*** EXERCISE INPUT

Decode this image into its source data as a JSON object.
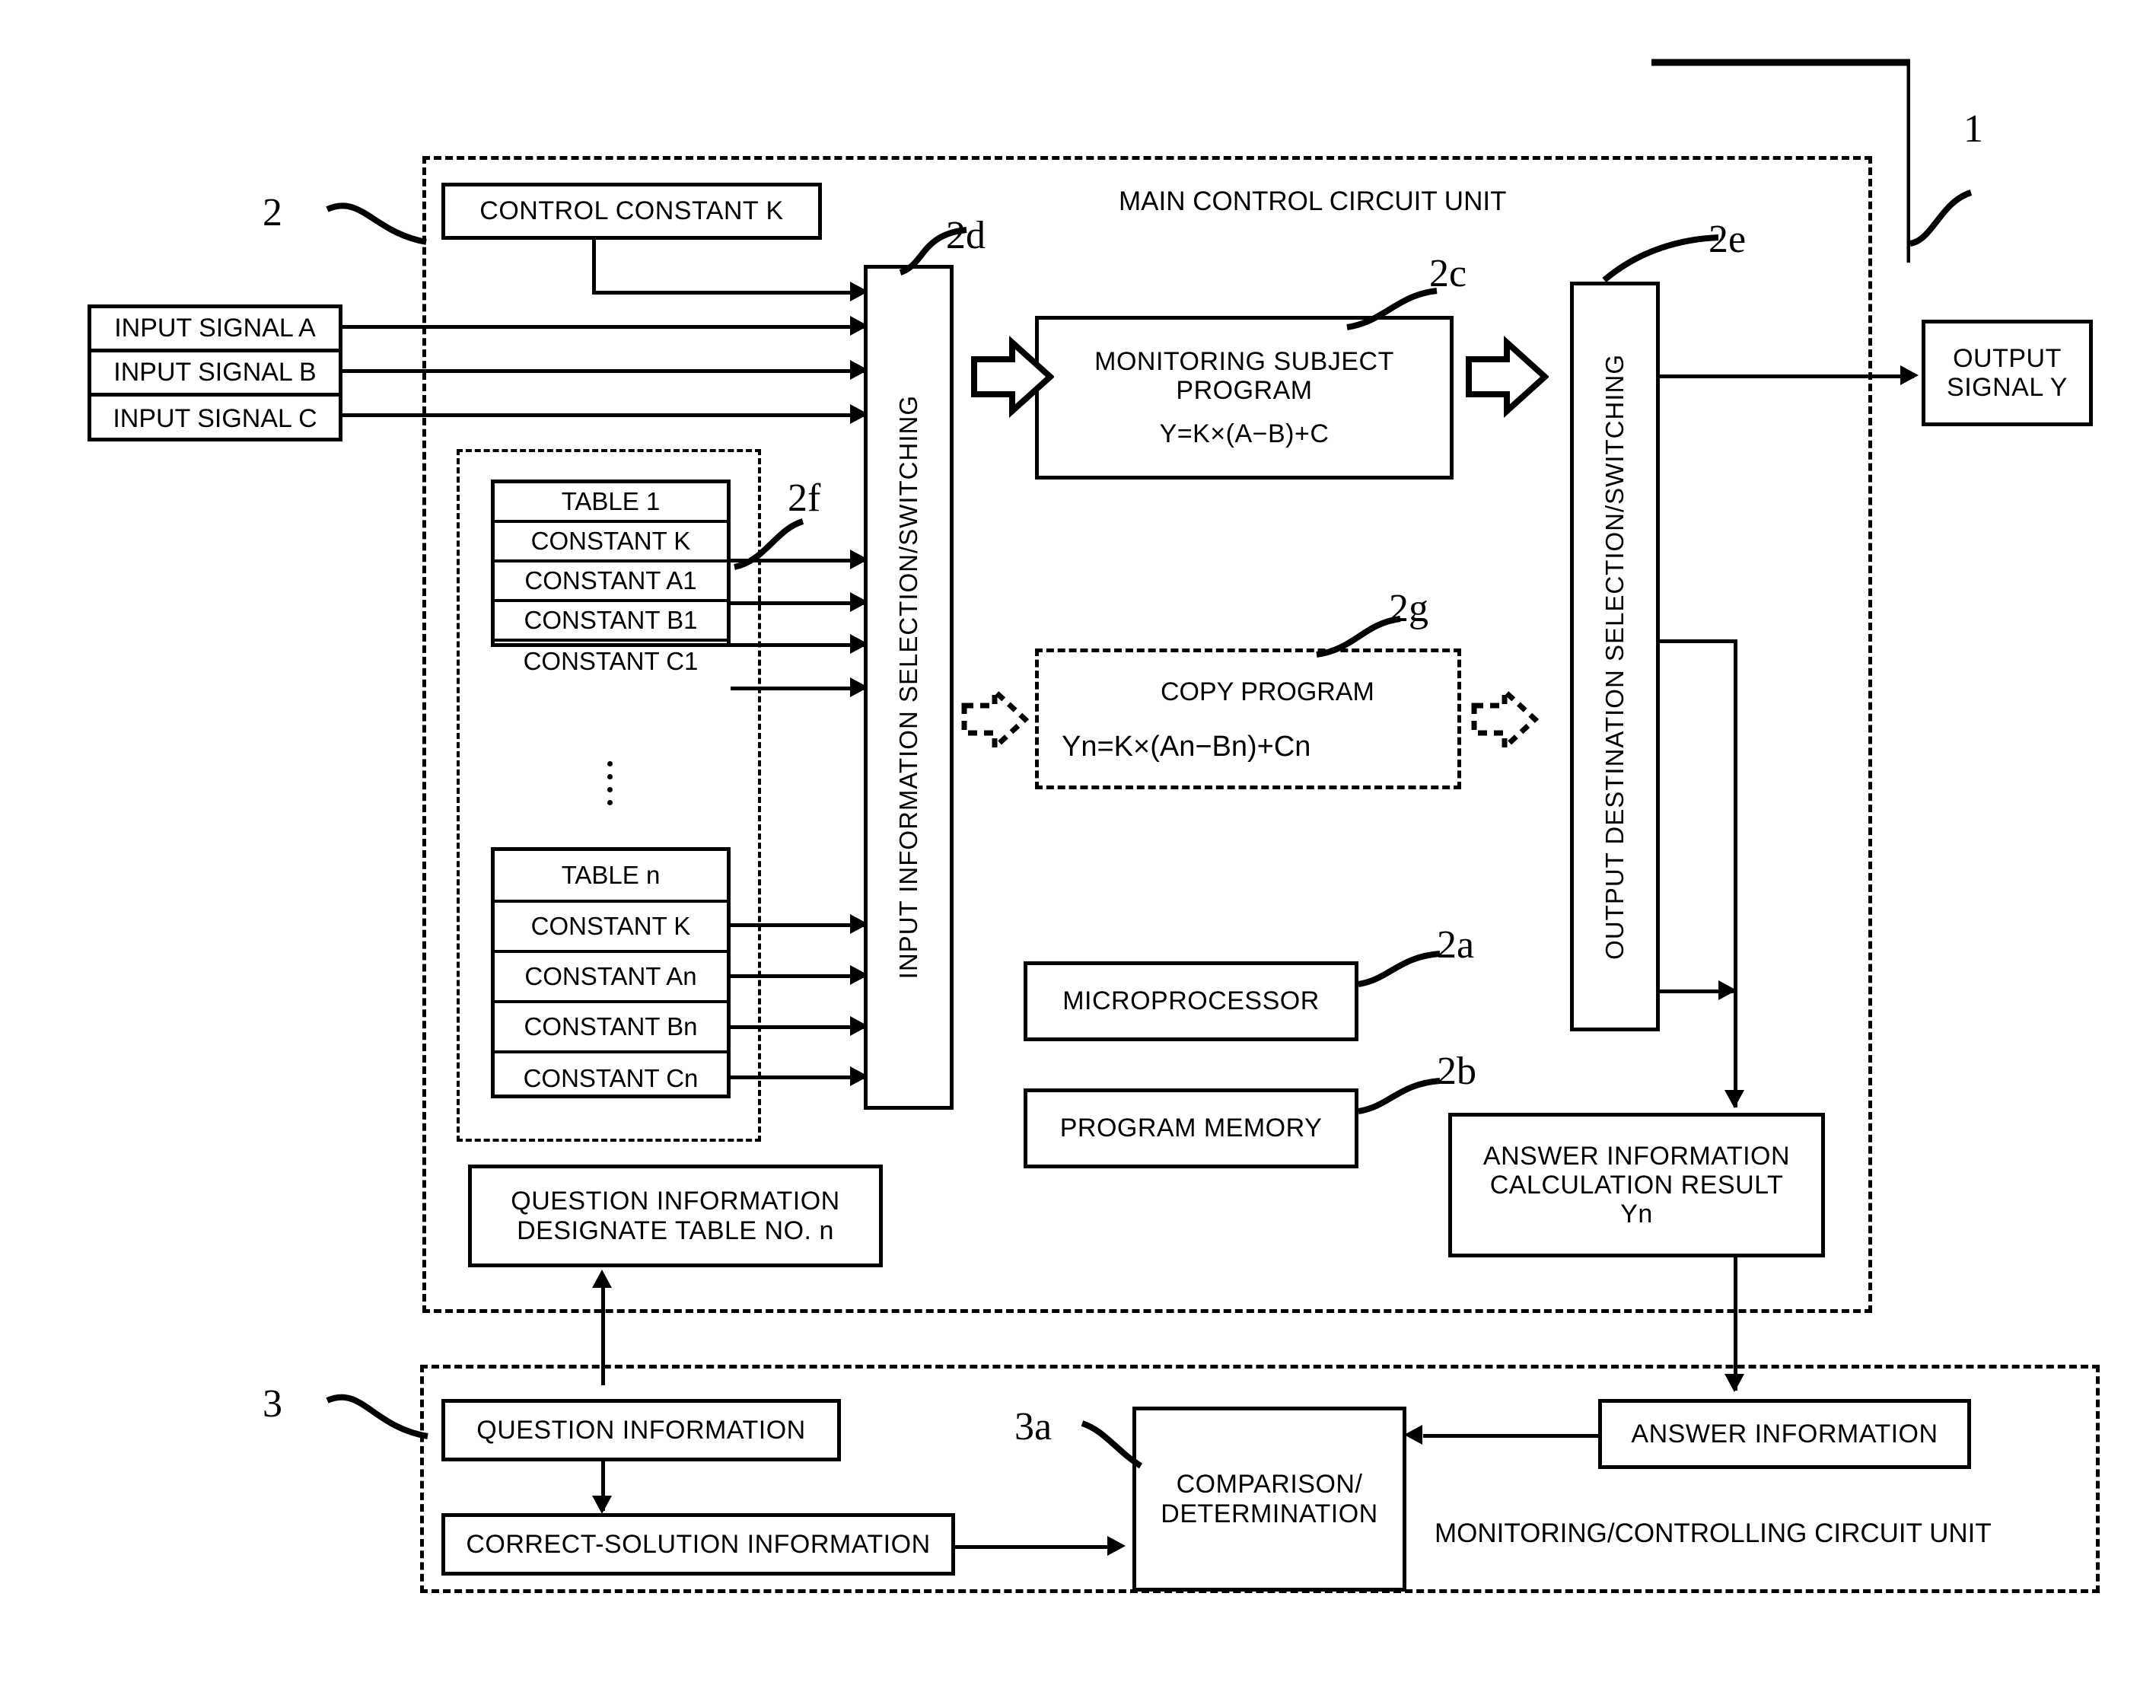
{
  "figure": {
    "ref_main_unit": "1",
    "ref_main_control": "2",
    "ref_monitor_unit": "3",
    "main_control_title": "MAIN CONTROL CIRCUIT UNIT",
    "monitoring_title": "MONITORING/CONTROLLING CIRCUIT UNIT"
  },
  "refs": {
    "microprocessor": "2a",
    "program_memory": "2b",
    "monitoring_subject_program": "2c",
    "input_selection": "2d",
    "output_selection": "2e",
    "table_group": "2f",
    "copy_program": "2g",
    "comparison": "3a"
  },
  "blocks": {
    "control_constant": "CONTROL CONSTANT K",
    "input_signals": [
      "INPUT SIGNAL A",
      "INPUT SIGNAL B",
      "INPUT SIGNAL C"
    ],
    "input_selection_switching": "INPUT INFORMATION SELECTION/SWITCHING",
    "output_selection_switching": "OUTPUT DESTINATION SELECTION/SWITCHING",
    "monitoring_subject_program": {
      "line1": "MONITORING SUBJECT",
      "line2": "PROGRAM",
      "formula": "Y=K×(A−B)+C"
    },
    "copy_program": {
      "line1": "COPY PROGRAM",
      "formula": "Yn=K×(An−Bn)+Cn"
    },
    "output_signal": {
      "line1": "OUTPUT",
      "line2": "SIGNAL Y"
    },
    "microprocessor": "MICROPROCESSOR",
    "program_memory": "PROGRAM MEMORY",
    "answer_calc_result": {
      "line1": "ANSWER INFORMATION",
      "line2": "CALCULATION RESULT",
      "line3": "Yn"
    },
    "question_info_designate": {
      "line1": "QUESTION INFORMATION",
      "line2": "DESIGNATE TABLE NO. n"
    },
    "question_information": "QUESTION INFORMATION",
    "correct_solution_information": "CORRECT-SOLUTION INFORMATION",
    "comparison_determination": {
      "line1": "COMPARISON/",
      "line2": "DETERMINATION"
    },
    "answer_information": "ANSWER INFORMATION"
  },
  "tables": [
    {
      "title": "TABLE 1",
      "rows": [
        "CONSTANT K",
        "CONSTANT A1",
        "CONSTANT B1",
        "CONSTANT C1"
      ]
    },
    {
      "title": "TABLE n",
      "rows": [
        "CONSTANT K",
        "CONSTANT An",
        "CONSTANT Bn",
        "CONSTANT Cn"
      ]
    }
  ]
}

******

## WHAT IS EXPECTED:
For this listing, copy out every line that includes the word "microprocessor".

## EXERCISE RESPONSE:
    "microprocessor": "2a",
    "microprocessor": "MICROPROCESSOR",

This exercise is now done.